By Laurence Frost and Gilles Guillaume
PARIS (Reuters) - The Renault-Nissan alliance drew a line under an eight-month power struggle with the French government on Friday, with a compromise deal balancing increased state influence at Renault with weakened control over its Japanese affiliate.
The agreement, offering Nissan (7201.T: Quote) guarantees against future interference by parent Renault (RENA.PA: Quote) or its own biggest shareholder, the French state, came as a relief to Renault staff while disappointing some investors who had hoped for bigger changes to the 16-year-old carmaking alliance.
Tension had been building since April, when Economy Minister Emmanuel Macron temporarily raised France's Renault stake to secure a permanent increase in its voting rights - and enough clout to veto strategic decisions or tie-ups that might one day endanger domestic jobs or other national interests.
That move raised hackles at Nissan, 43.4 percent-owned by Renault, and infuriated alliance Chief Executive Carlos Ghosn, who has headed both carmakers for the last decade.
Renault shares fell on Friday after its board approved two new contracts to cap the French state's increased weight in non-strategic shareholder votes and effectively abandon Renault's right to control Nissan strategy.
"We've certainly lost a bit, but Nissan has accepted that France has increased voting rights on important strategic questions," one Renault manager said.
Nissan had threatened to exit the carmakers' 2002 alliance agreement unless a deal was reached by Friday, a move that would immediately free it to raise its 15 percent Renault stake.

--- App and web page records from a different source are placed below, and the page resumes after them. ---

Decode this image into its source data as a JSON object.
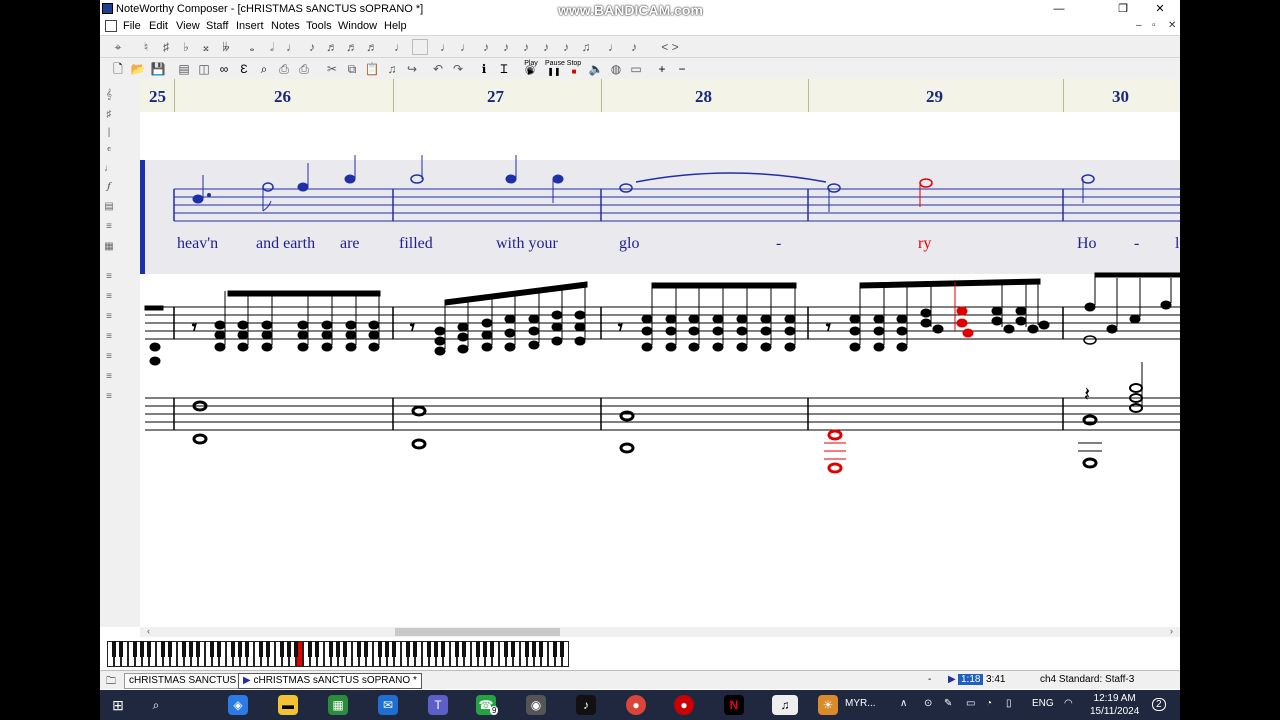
{
  "window": {
    "title": "NoteWorthy Composer - [cHRISTMAS sANCTUS sOPRANO *]",
    "minimize_glyph": "—",
    "restore_glyph": "❐",
    "close_glyph": "✕",
    "doc_minimize": "–",
    "doc_restore": "▫",
    "doc_close": "✕"
  },
  "watermark": "www.BANDICAM.com",
  "menu": [
    "File",
    "Edit",
    "View",
    "Staff",
    "Insert",
    "Notes",
    "Tools",
    "Window",
    "Help"
  ],
  "toolbar": {
    "play_label": "Play",
    "pause_label": "Pause",
    "stop_label": "Stop"
  },
  "score": {
    "measure_numbers": [
      "25",
      "26",
      "27",
      "28",
      "29",
      "30"
    ],
    "lyrics": [
      "heav'n",
      "and earth",
      "are",
      "filled",
      "with your",
      "glo",
      "-",
      "ry",
      "Ho",
      "-",
      "l"
    ],
    "highlight_color": "#e00000",
    "soprano_color": "#1f2fa8"
  },
  "tabs": [
    {
      "label": "cHRISTMAS SANCTUS *"
    },
    {
      "label": "cHRISTMAS sANCTUS sOPRANO *"
    }
  ],
  "status": {
    "dash": "-",
    "position": "1:18",
    "duration": "3:41",
    "staff_info": "ch4 Standard: Staff-3"
  },
  "taskbar": {
    "pinned_label": "MYR...",
    "badge_count": "9",
    "language": "ENG",
    "time": "12:19 AM",
    "date": "15/11/2024",
    "notification_count": "2"
  }
}
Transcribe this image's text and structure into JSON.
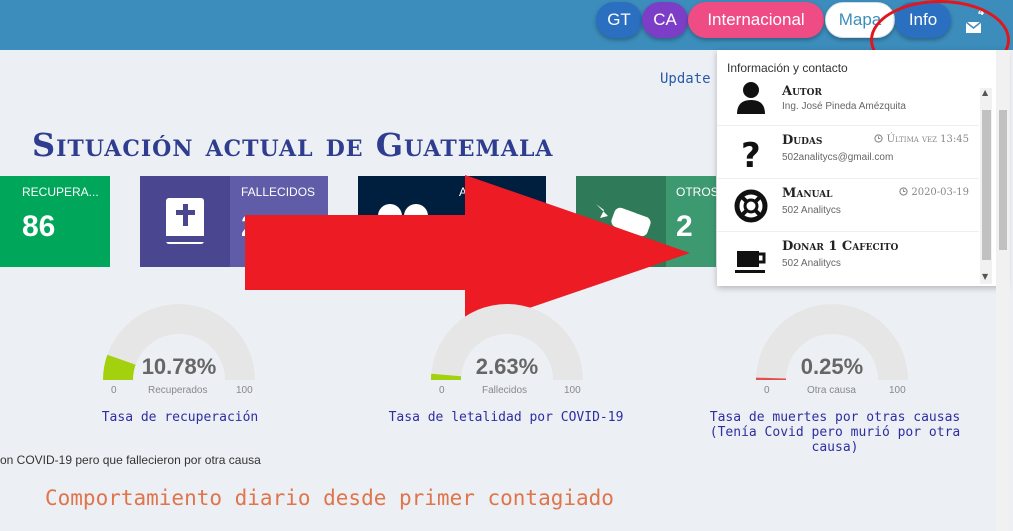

An increase to 25 percent would cancel Renault's voting rights in Nissan under Japanese law, effectively ending French control.
Instead, the deal allows Nissan to lift its Renault holding to 25 percent - or beyond - only in the event of interference by Renault or by Paris that breaches the new undertakings. Continued...